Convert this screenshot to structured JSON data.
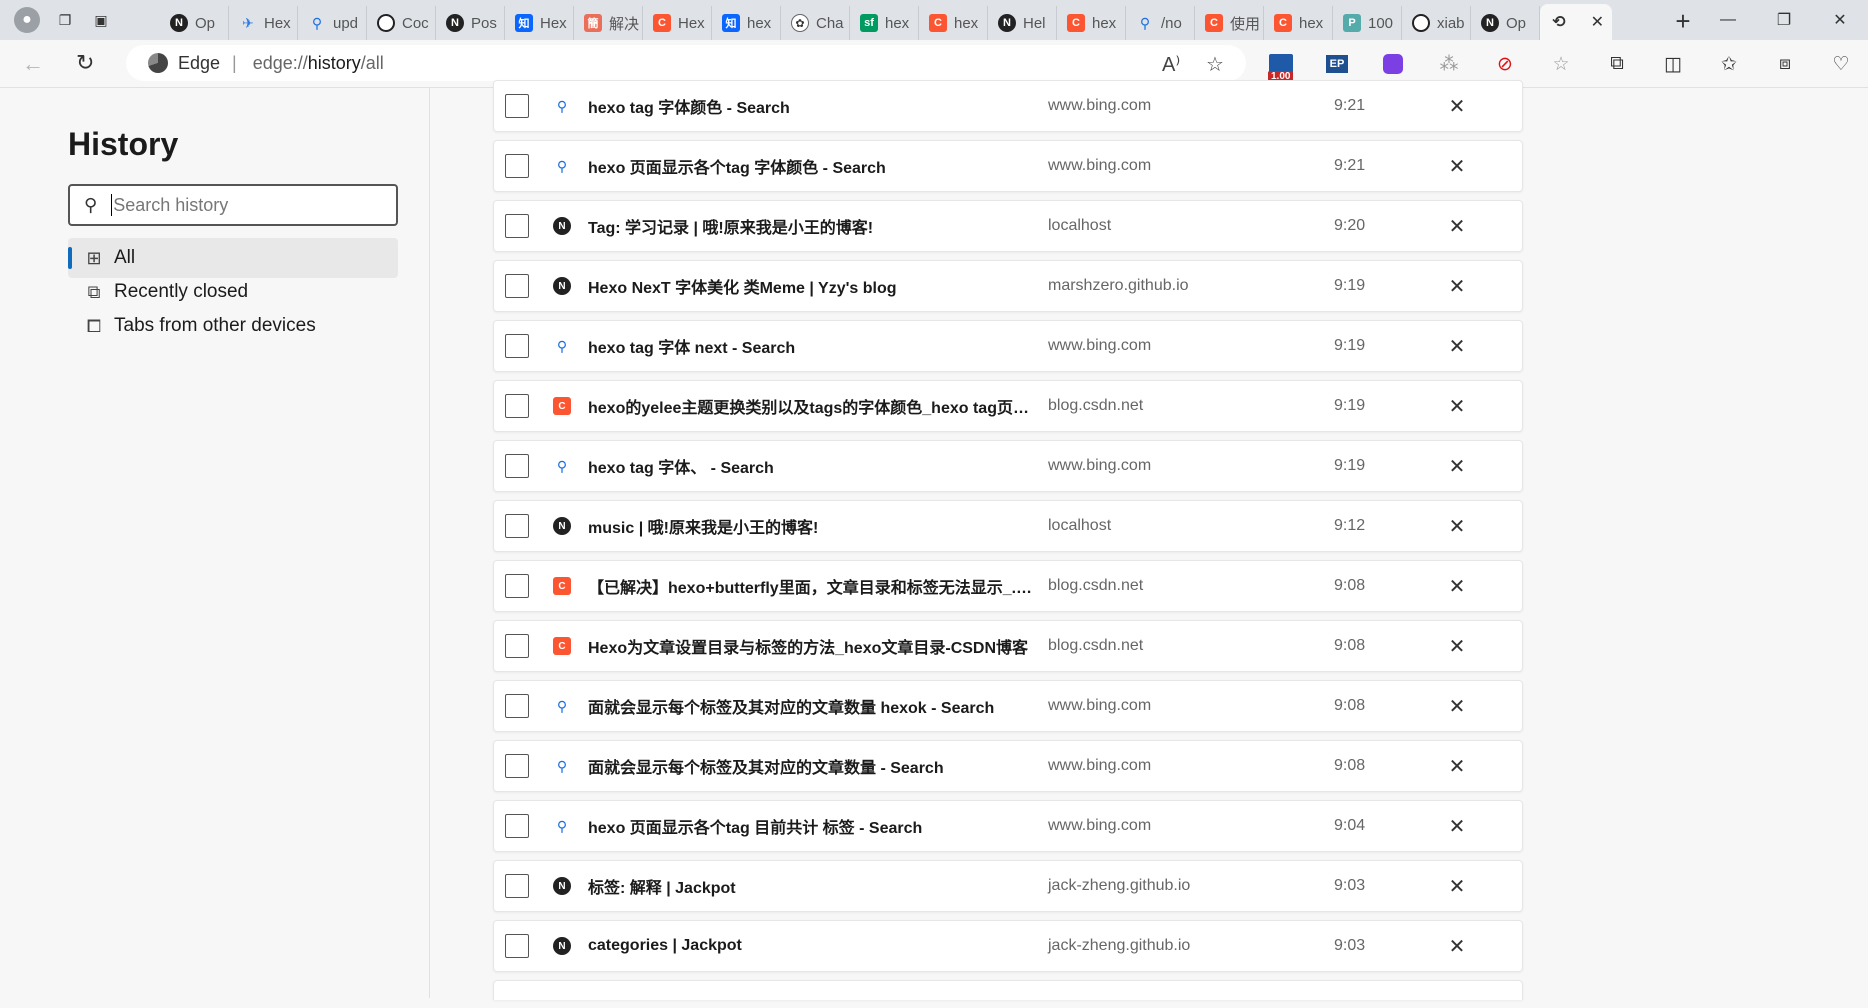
{
  "tabs": [
    {
      "icon": "n",
      "label": "Op"
    },
    {
      "icon": "bird",
      "label": "Hex"
    },
    {
      "icon": "srch",
      "label": "upd"
    },
    {
      "icon": "gh",
      "label": "Coc"
    },
    {
      "icon": "n",
      "label": "Pos"
    },
    {
      "icon": "zhi",
      "glyph": "知",
      "label": "Hex"
    },
    {
      "icon": "jian",
      "glyph": "簡",
      "label": "解决"
    },
    {
      "icon": "c",
      "glyph": "C",
      "label": "Hex"
    },
    {
      "icon": "zhi",
      "glyph": "知",
      "label": "hex"
    },
    {
      "icon": "gpt",
      "glyph": "✿",
      "label": "Cha"
    },
    {
      "icon": "sf",
      "glyph": "sf",
      "label": "hex"
    },
    {
      "icon": "c",
      "glyph": "C",
      "label": "hex"
    },
    {
      "icon": "n",
      "label": "Hel"
    },
    {
      "icon": "c",
      "glyph": "C",
      "label": "hex"
    },
    {
      "icon": "srch",
      "label": "/no"
    },
    {
      "icon": "c",
      "glyph": "C",
      "label": "使用"
    },
    {
      "icon": "c",
      "glyph": "C",
      "label": "hex"
    },
    {
      "icon": "pbg",
      "glyph": "P",
      "label": "100"
    },
    {
      "icon": "gh",
      "label": "xiab"
    },
    {
      "icon": "n",
      "label": "Op"
    }
  ],
  "address": {
    "site": "Edge",
    "url_prefix": "edge://",
    "url_main": "history",
    "url_suffix": "/all"
  },
  "extensions": {
    "badge": "1.00"
  },
  "sidebar": {
    "title": "History",
    "search_placeholder": "Search history",
    "nav": [
      {
        "label": "All"
      },
      {
        "label": "Recently closed"
      },
      {
        "label": "Tabs from other devices"
      }
    ]
  },
  "history": [
    {
      "icon": "bing",
      "title": "hexo tag 字体颜色 - Search",
      "domain": "www.bing.com",
      "time": "9:21"
    },
    {
      "icon": "bing",
      "title": "hexo 页面显示各个tag 字体颜色 - Search",
      "domain": "www.bing.com",
      "time": "9:21"
    },
    {
      "icon": "n",
      "title": "Tag: 学习记录 | 哦!原来我是小王的博客!",
      "domain": "localhost",
      "time": "9:20"
    },
    {
      "icon": "n",
      "title": "Hexo NexT 字体美化 类Meme | Yzy's blog",
      "domain": "marshzero.github.io",
      "time": "9:19"
    },
    {
      "icon": "bing",
      "title": "hexo tag 字体 next - Search",
      "domain": "www.bing.com",
      "time": "9:19"
    },
    {
      "icon": "c",
      "title": "hexo的yelee主题更换类别以及tags的字体颜色_hexo tag页面 ...",
      "domain": "blog.csdn.net",
      "time": "9:19"
    },
    {
      "icon": "bing",
      "title": "hexo tag 字体、 - Search",
      "domain": "www.bing.com",
      "time": "9:19"
    },
    {
      "icon": "n",
      "title": "music | 哦!原来我是小王的博客!",
      "domain": "localhost",
      "time": "9:12"
    },
    {
      "icon": "c",
      "title": "【已解决】hexo+butterfly里面，文章目录和标签无法显示_.m...",
      "domain": "blog.csdn.net",
      "time": "9:08"
    },
    {
      "icon": "c",
      "title": "Hexo为文章设置目录与标签的方法_hexo文章目录-CSDN博客",
      "domain": "blog.csdn.net",
      "time": "9:08"
    },
    {
      "icon": "bing",
      "title": "面就会显示每个标签及其对应的文章数量 hexok - Search",
      "domain": "www.bing.com",
      "time": "9:08"
    },
    {
      "icon": "bing",
      "title": "面就会显示每个标签及其对应的文章数量 - Search",
      "domain": "www.bing.com",
      "time": "9:08"
    },
    {
      "icon": "bing",
      "title": "hexo 页面显示各个tag 目前共计 标签 - Search",
      "domain": "www.bing.com",
      "time": "9:04"
    },
    {
      "icon": "n",
      "title": "标签: 解释 | Jackpot",
      "domain": "jack-zheng.github.io",
      "time": "9:03"
    },
    {
      "icon": "n",
      "title": "categories | Jackpot",
      "domain": "jack-zheng.github.io",
      "time": "9:03"
    }
  ]
}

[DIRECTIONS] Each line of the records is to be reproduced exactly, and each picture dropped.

[COMPLETED EXERCISE]
Convert this screenshot to structured JSON data.
{
  "tabs": [
    {
      "icon": "n",
      "label": "Op"
    },
    {
      "icon": "bird",
      "label": "Hex"
    },
    {
      "icon": "srch",
      "label": "upd"
    },
    {
      "icon": "gh",
      "label": "Coc"
    },
    {
      "icon": "n",
      "label": "Pos"
    },
    {
      "icon": "zhi",
      "glyph": "知",
      "label": "Hex"
    },
    {
      "icon": "jian",
      "glyph": "簡",
      "label": "解决"
    },
    {
      "icon": "c",
      "glyph": "C",
      "label": "Hex"
    },
    {
      "icon": "zhi",
      "glyph": "知",
      "label": "hex"
    },
    {
      "icon": "gpt",
      "glyph": "✿",
      "label": "Cha"
    },
    {
      "icon": "sf",
      "glyph": "sf",
      "label": "hex"
    },
    {
      "icon": "c",
      "glyph": "C",
      "label": "hex"
    },
    {
      "icon": "n",
      "label": "Hel"
    },
    {
      "icon": "c",
      "glyph": "C",
      "label": "hex"
    },
    {
      "icon": "srch",
      "label": "/no"
    },
    {
      "icon": "c",
      "glyph": "C",
      "label": "使用"
    },
    {
      "icon": "c",
      "glyph": "C",
      "label": "hex"
    },
    {
      "icon": "pbg",
      "glyph": "P",
      "label": "100"
    },
    {
      "icon": "gh",
      "label": "xiab"
    },
    {
      "icon": "n",
      "label": "Op"
    }
  ],
  "address": {
    "site": "Edge",
    "url_prefix": "edge://",
    "url_main": "history",
    "url_suffix": "/all"
  },
  "extensions": {
    "badge": "1.00"
  },
  "sidebar": {
    "title": "History",
    "search_placeholder": "Search history",
    "nav": [
      {
        "label": "All"
      },
      {
        "label": "Recently closed"
      },
      {
        "label": "Tabs from other devices"
      }
    ]
  },
  "history": [
    {
      "icon": "bing",
      "title": "hexo tag 字体颜色 - Search",
      "domain": "www.bing.com",
      "time": "9:21"
    },
    {
      "icon": "bing",
      "title": "hexo 页面显示各个tag 字体颜色 - Search",
      "domain": "www.bing.com",
      "time": "9:21"
    },
    {
      "icon": "n",
      "title": "Tag: 学习记录 | 哦!原来我是小王的博客!",
      "domain": "localhost",
      "time": "9:20"
    },
    {
      "icon": "n",
      "title": "Hexo NexT 字体美化 类Meme | Yzy's blog",
      "domain": "marshzero.github.io",
      "time": "9:19"
    },
    {
      "icon": "bing",
      "title": "hexo tag 字体 next - Search",
      "domain": "www.bing.com",
      "time": "9:19"
    },
    {
      "icon": "c",
      "title": "hexo的yelee主题更换类别以及tags的字体颜色_hexo tag页面 ...",
      "domain": "blog.csdn.net",
      "time": "9:19"
    },
    {
      "icon": "bing",
      "title": "hexo tag 字体、 - Search",
      "domain": "www.bing.com",
      "time": "9:19"
    },
    {
      "icon": "n",
      "title": "music | 哦!原来我是小王的博客!",
      "domain": "localhost",
      "time": "9:12"
    },
    {
      "icon": "c",
      "title": "【已解决】hexo+butterfly里面，文章目录和标签无法显示_.m...",
      "domain": "blog.csdn.net",
      "time": "9:08"
    },
    {
      "icon": "c",
      "title": "Hexo为文章设置目录与标签的方法_hexo文章目录-CSDN博客",
      "domain": "blog.csdn.net",
      "time": "9:08"
    },
    {
      "icon": "bing",
      "title": "面就会显示每个标签及其对应的文章数量 hexok - Search",
      "domain": "www.bing.com",
      "time": "9:08"
    },
    {
      "icon": "bing",
      "title": "面就会显示每个标签及其对应的文章数量 - Search",
      "domain": "www.bing.com",
      "time": "9:08"
    },
    {
      "icon": "bing",
      "title": "hexo 页面显示各个tag 目前共计 标签 - Search",
      "domain": "www.bing.com",
      "time": "9:04"
    },
    {
      "icon": "n",
      "title": "标签: 解释 | Jackpot",
      "domain": "jack-zheng.github.io",
      "time": "9:03"
    },
    {
      "icon": "n",
      "title": "categories | Jackpot",
      "domain": "jack-zheng.github.io",
      "time": "9:03"
    }
  ]
}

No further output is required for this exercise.